Greece has rejected pressure from European allies to help Ukraine boost its air defences, arguing that Athens needs the systems for itself.

Ukraine’s Volodymyr Zelensky has appealed for another seven Patriots or similar defence batteries to protect its cities and power plants from Russian attack.

But Greece has said it cannot spare any of its Patriot or S-300 systems.

Reports say Spain will supply some Patriot missiles but not a full system.

Spain and Greece have come under pressure to help Ukraine from both Nato and European Union allies, in response to attacks on vulnerable cities including Chernihiv and power facilities in Kharkiv and close to Kyiv.

Ukraine only has a handful of Patriots to complement other Western missile defence systems and existing stocks of Soviet-era surface-to-air missiles (SAMs), such as the S-300.

Patriots are the most capable and expensive air defence systems that Ukraine has. Germany has already promised an extra Patriot system – and its defence and foreign ministers appealed to their counterparts earlier this month to respond urgently.

Nato chief Jens Stoltenberg has said allies have not provided the support that Ukraine was promised. And EU foreign policy chief Josep Borell said this week: “The Patriots are in the capitals. And it’s up to them to take the decisions.”

Greece in particular has stocks of Patriots and S-300s. But Prime Minister Kyrios Mitsotakis has ruled out handing any to Kyiv. “We were asked and we explained why we cannot do it,” he told Skai TV.

He explained his country’s air defences “are critical systems for the protection of Greek air space and will not be handed over to Ukraine”.

Athens has provided Kyiv with weapons and ammunition but is wary of losing any of its deterrent capability because of potential flare-ups with neighbour Turkey, even though relations at the moment are relatively stable.

Spain’s military has three Patriot batteries, but argues that it needs all of them and can only provide a “very limited number” of Patriot missiles because its reserve is relatively low, sources have told El País newspaper.

Each Patriot battery costs around $1bn (£800m), and each missile costs nearly $4m.

The continuing dilemma for Ukraine’s military commanders is where to place the missile systems, close to the country’s vulnerable cities or near the front line where Russia’s advances are most intense.

Recent Russian successes have been characterised by greater use of airpower. Su-34 fighter bombers have been dropping precision-guided munitions on Ukrainian forces.

We do not know where Ukraine place their SAM systems, but mitigating this growing Russian aerial threat might mean missile defence concentrates on the eastern front line.

That risks taking away a degree of missile defence for key cities and important areas of infrastructure – the sort of areas that have been regularly pounded by Russian cruise missiles and attack drones.

That is why Ukraine has been pleading for greater missile defences to plug the gaps in vulnerable areas.

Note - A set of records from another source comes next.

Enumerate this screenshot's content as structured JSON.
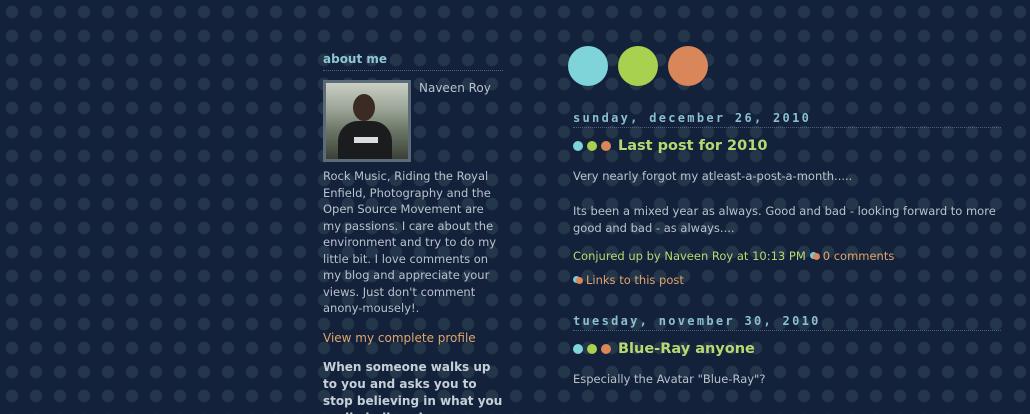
{
  "sidebar": {
    "title": "about me",
    "profile_name": "Naveen Roy",
    "about_text": "Rock Music, Riding the Royal Enfield, Photography and the Open Source Movement are my passions. I care about the environment and try to do my little bit. I love comments on my blog and appreciate your views. Just don't comment anony-mousely!.",
    "profile_link": "View my complete profile",
    "quote": "When someone walks up to you and asks you to stop believing in what you really believe in"
  },
  "colors": {
    "background": "#13223a",
    "dot_blue": "#7fd4d9",
    "dot_green": "#a9d150",
    "dot_orange": "#d9865b",
    "title_green": "#b6d972",
    "link_orange": "#e0a56e",
    "header_blue": "#89bfd1"
  },
  "posts": [
    {
      "date": "sunday, december 26, 2010",
      "title": "Last post for 2010",
      "paragraphs": [
        "Very nearly forgot my atleast-a-post-a-month.....",
        "Its been a mixed year as always. Good and bad - looking forward to more good and bad - as always...."
      ],
      "footer_prefix": "Conjured up by Naveen Roy at 10:13 PM",
      "comments_label": "0 comments",
      "links_label": "Links to this post"
    },
    {
      "date": "tuesday, november 30, 2010",
      "title": "Blue-Ray anyone",
      "paragraphs": [
        "Especially the Avatar \"Blue-Ray\"?"
      ]
    }
  ]
}
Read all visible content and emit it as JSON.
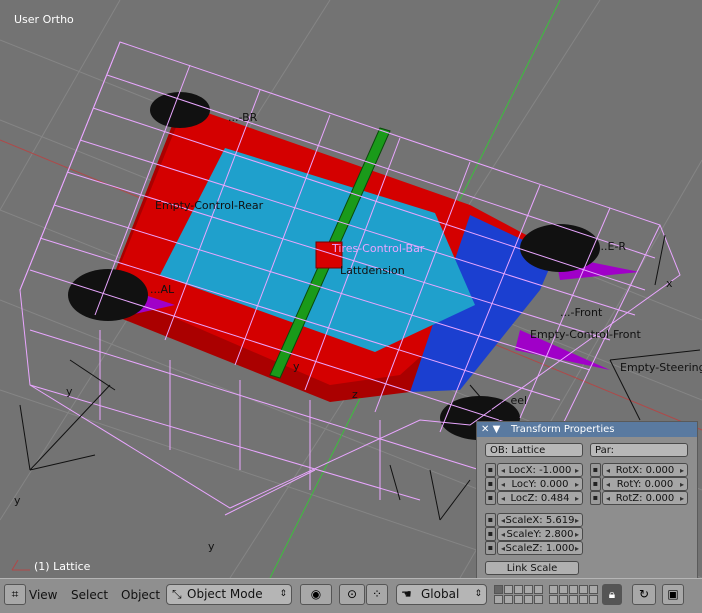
{
  "viewport": {
    "view_name": "User Ortho",
    "selection_label": "(1) Lattice",
    "scene_labels": {
      "rear_left": "Empty-Control-Rear",
      "center": "Tires-Control-Bar",
      "lattice": "Lattdension",
      "front_mid": "...-Front",
      "front_control": "Empty-Control-Front",
      "steering": "Empty-Steering",
      "top_left": "...-BR",
      "right_wheel": "...E-R",
      "left_wheel": "...AL",
      "bottom": "...eel",
      "axis_x1": "x",
      "axis_y1": "y",
      "axis_y2": "y",
      "axis_y3": "y",
      "axis_z": "z",
      "axis_y4": "y"
    }
  },
  "transform_panel": {
    "title": "Transform Properties",
    "close_glyph": "✕",
    "collapse_glyph": "▼",
    "object_name": "OB: Lattice",
    "parent": "Par:",
    "loc": [
      {
        "label": "LocX:",
        "value": "-1.000"
      },
      {
        "label": "LocY:",
        "value": "0.000"
      },
      {
        "label": "LocZ:",
        "value": "0.484"
      }
    ],
    "rot": [
      {
        "label": "RotX:",
        "value": "0.000"
      },
      {
        "label": "RotY:",
        "value": "0.000"
      },
      {
        "label": "RotZ:",
        "value": "0.000"
      }
    ],
    "scale": [
      {
        "label": "ScaleX:",
        "value": "5.619"
      },
      {
        "label": "ScaleY:",
        "value": "2.800"
      },
      {
        "label": "ScaleZ:",
        "value": "1.000"
      }
    ],
    "link_scale": "Link Scale"
  },
  "header": {
    "menu": [
      "View",
      "Select",
      "Object"
    ],
    "mode": "Object Mode",
    "orientation": "Global",
    "icons": {
      "window_type": "view3d-icon",
      "draw_type": "solid-draw-icon",
      "pivot": "pivot-icon",
      "snap": "snap-icon",
      "manipulator": "hand-icon",
      "lock": "lock-icon",
      "link": "link-icon",
      "render": "render-icon"
    }
  },
  "colors": {
    "viewport_bg": "#737373",
    "lattice": "#e9a6ff",
    "car_body": "#cc0000",
    "car_top": "#2196c8",
    "car_blue": "#1a3fd0",
    "bar": "#1a9a1a",
    "panel_header": "#5a7aa0"
  }
}
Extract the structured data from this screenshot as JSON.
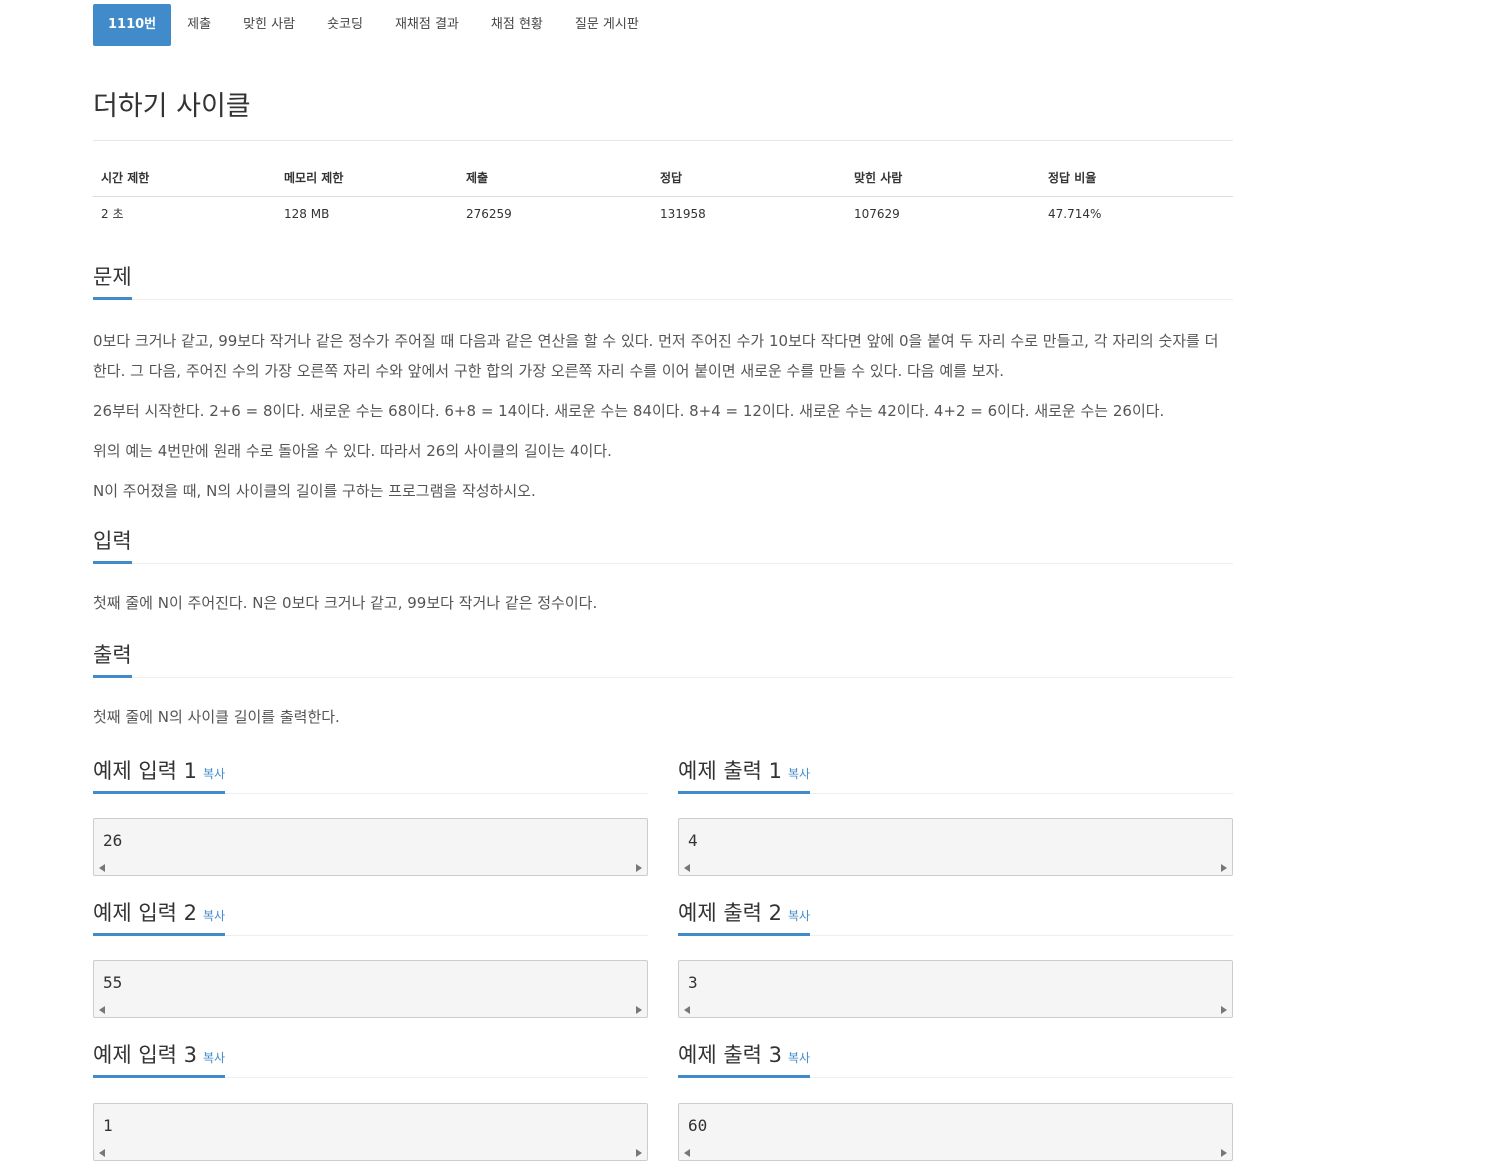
{
  "tabs": [
    {
      "label": "1110번",
      "active": true
    },
    {
      "label": "제출"
    },
    {
      "label": "맞힌 사람"
    },
    {
      "label": "숏코딩"
    },
    {
      "label": "재채점 결과"
    },
    {
      "label": "채점 현황"
    },
    {
      "label": "질문 게시판"
    }
  ],
  "title": "더하기 사이클",
  "info": {
    "headers": [
      "시간 제한",
      "메모리 제한",
      "제출",
      "정답",
      "맞힌 사람",
      "정답 비율"
    ],
    "values": [
      "2 초",
      "128 MB",
      "276259",
      "131958",
      "107629",
      "47.714%"
    ]
  },
  "problem": {
    "heading": "문제",
    "paragraphs": [
      "0보다 크거나 같고, 99보다 작거나 같은 정수가 주어질 때 다음과 같은 연산을 할 수 있다. 먼저 주어진 수가 10보다 작다면 앞에 0을 붙여 두 자리 수로 만들고, 각 자리의 숫자를 더한다. 그 다음, 주어진 수의 가장 오른쪽 자리 수와 앞에서 구한 합의 가장 오른쪽 자리 수를 이어 붙이면 새로운 수를 만들 수 있다. 다음 예를 보자.",
      "26부터 시작한다. 2+6 = 8이다. 새로운 수는 68이다. 6+8 = 14이다. 새로운 수는 84이다. 8+4 = 12이다. 새로운 수는 42이다. 4+2 = 6이다. 새로운 수는 26이다.",
      "위의 예는 4번만에 원래 수로 돌아올 수 있다. 따라서 26의 사이클의 길이는 4이다.",
      "N이 주어졌을 때, N의 사이클의 길이를 구하는 프로그램을 작성하시오."
    ]
  },
  "input": {
    "heading": "입력",
    "text": "첫째 줄에 N이 주어진다. N은 0보다 크거나 같고, 99보다 작거나 같은 정수이다."
  },
  "output": {
    "heading": "출력",
    "text": "첫째 줄에 N의 사이클 길이를 출력한다."
  },
  "copy_label": "복사",
  "samples": [
    {
      "in_title": "예제 입력 1",
      "in_value": "26",
      "out_title": "예제 출력 1",
      "out_value": "4"
    },
    {
      "in_title": "예제 입력 2",
      "in_value": "55",
      "out_title": "예제 출력 2",
      "out_value": "3"
    },
    {
      "in_title": "예제 입력 3",
      "in_value": "1",
      "out_title": "예제 출력 3",
      "out_value": "60"
    }
  ],
  "colors": {
    "accent": "#428bca",
    "text": "#333333",
    "muted": "#555555"
  }
}
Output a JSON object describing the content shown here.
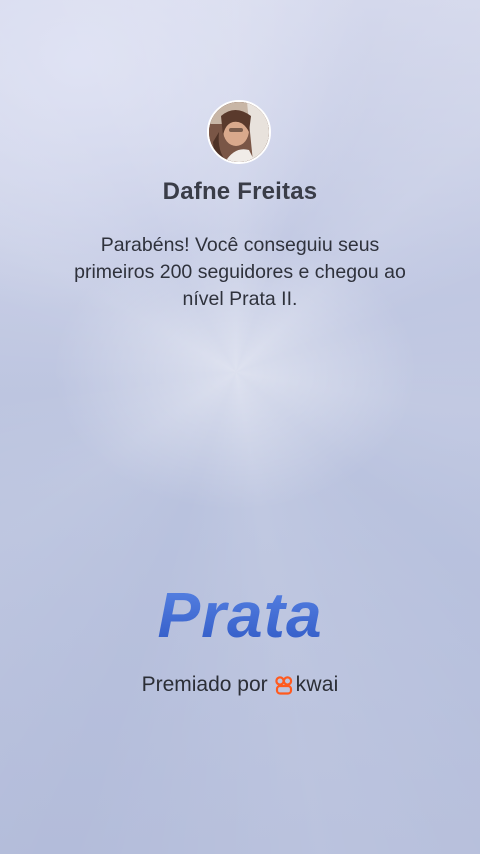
{
  "profile": {
    "name": "Dafne Freitas",
    "avatar_alt": "profile photo"
  },
  "message": "Parabéns! Você conseguiu seus primeiros 200 seguidores e chegou ao nível Prata II.",
  "level": {
    "title": "Prata"
  },
  "footer": {
    "awarded_by": "Premiado por",
    "brand": "kwai",
    "brand_icon": "kwai-logo-icon",
    "brand_color": "#ff5a1f"
  },
  "colors": {
    "level_text": "#3f6bd2",
    "name_text": "#3a3d48"
  }
}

Ukraine has also had to pull back US M1 Abrams battle tanks from the front line, according to a report by the Associated Press.

The tanks were originally provided to help Ukrainian forces operate on the battlefield, but Russia’s increased use of drones has made the tanks harder to protect and five have been lost, AP reported.

Source: BBC